**Required action:** Look for "Archív" in the records and copy every line that has it.

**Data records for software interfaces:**
[Start of section]

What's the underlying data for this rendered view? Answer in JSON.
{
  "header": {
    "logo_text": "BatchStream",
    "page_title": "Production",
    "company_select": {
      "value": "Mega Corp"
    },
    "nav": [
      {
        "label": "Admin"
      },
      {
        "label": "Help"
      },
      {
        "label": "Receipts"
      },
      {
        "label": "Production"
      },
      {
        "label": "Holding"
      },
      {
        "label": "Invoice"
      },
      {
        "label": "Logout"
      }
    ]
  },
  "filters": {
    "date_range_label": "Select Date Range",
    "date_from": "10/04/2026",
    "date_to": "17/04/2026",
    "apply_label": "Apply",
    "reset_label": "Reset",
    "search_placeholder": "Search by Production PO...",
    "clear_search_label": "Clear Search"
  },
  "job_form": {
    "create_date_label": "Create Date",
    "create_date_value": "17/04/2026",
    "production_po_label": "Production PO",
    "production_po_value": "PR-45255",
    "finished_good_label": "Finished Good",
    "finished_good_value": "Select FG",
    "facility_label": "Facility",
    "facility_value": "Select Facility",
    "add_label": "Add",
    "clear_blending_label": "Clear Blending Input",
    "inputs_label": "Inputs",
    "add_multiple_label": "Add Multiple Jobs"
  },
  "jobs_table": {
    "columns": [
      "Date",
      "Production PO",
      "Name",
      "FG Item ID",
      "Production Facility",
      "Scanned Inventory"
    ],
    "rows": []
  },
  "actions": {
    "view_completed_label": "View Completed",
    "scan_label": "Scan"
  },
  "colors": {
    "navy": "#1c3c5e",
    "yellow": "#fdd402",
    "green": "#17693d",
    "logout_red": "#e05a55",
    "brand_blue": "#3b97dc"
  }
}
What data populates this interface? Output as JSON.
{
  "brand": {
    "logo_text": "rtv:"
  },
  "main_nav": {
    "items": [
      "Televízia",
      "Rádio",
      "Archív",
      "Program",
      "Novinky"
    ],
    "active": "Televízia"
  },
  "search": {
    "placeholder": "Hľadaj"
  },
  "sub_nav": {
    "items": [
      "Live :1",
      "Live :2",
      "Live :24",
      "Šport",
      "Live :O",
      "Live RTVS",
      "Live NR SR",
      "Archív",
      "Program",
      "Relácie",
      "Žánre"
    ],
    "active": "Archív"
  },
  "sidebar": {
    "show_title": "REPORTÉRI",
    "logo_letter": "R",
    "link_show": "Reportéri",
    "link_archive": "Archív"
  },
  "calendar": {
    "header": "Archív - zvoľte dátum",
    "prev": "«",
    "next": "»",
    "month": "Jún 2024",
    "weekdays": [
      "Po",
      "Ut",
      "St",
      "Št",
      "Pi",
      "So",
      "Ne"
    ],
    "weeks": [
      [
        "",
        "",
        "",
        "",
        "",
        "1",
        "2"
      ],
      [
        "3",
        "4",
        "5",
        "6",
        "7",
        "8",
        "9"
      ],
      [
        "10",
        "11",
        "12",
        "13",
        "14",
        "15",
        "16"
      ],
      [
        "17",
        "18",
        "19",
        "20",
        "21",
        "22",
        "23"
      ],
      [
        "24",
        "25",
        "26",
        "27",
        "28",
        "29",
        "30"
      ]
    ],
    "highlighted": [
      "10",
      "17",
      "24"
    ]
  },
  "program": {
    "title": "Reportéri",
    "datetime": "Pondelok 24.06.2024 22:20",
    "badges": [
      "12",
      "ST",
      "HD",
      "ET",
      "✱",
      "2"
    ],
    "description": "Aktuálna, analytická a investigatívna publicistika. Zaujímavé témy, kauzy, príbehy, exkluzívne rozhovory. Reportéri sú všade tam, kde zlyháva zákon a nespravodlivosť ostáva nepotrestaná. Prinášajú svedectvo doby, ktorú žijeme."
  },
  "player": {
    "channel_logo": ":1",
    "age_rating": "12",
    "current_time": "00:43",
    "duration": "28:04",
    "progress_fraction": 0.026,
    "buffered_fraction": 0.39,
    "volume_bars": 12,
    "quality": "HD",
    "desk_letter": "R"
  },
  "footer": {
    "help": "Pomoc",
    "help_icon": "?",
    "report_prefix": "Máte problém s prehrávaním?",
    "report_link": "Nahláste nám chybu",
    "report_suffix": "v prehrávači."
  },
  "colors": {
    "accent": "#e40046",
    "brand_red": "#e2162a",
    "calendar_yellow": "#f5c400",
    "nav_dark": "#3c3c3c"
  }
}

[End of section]

**Response to the task:**
      "Archív",
      "Archív",
    "active": "Archív"
    "link_archive": "Archív"
    "header": "Archív - zvoľte dátum",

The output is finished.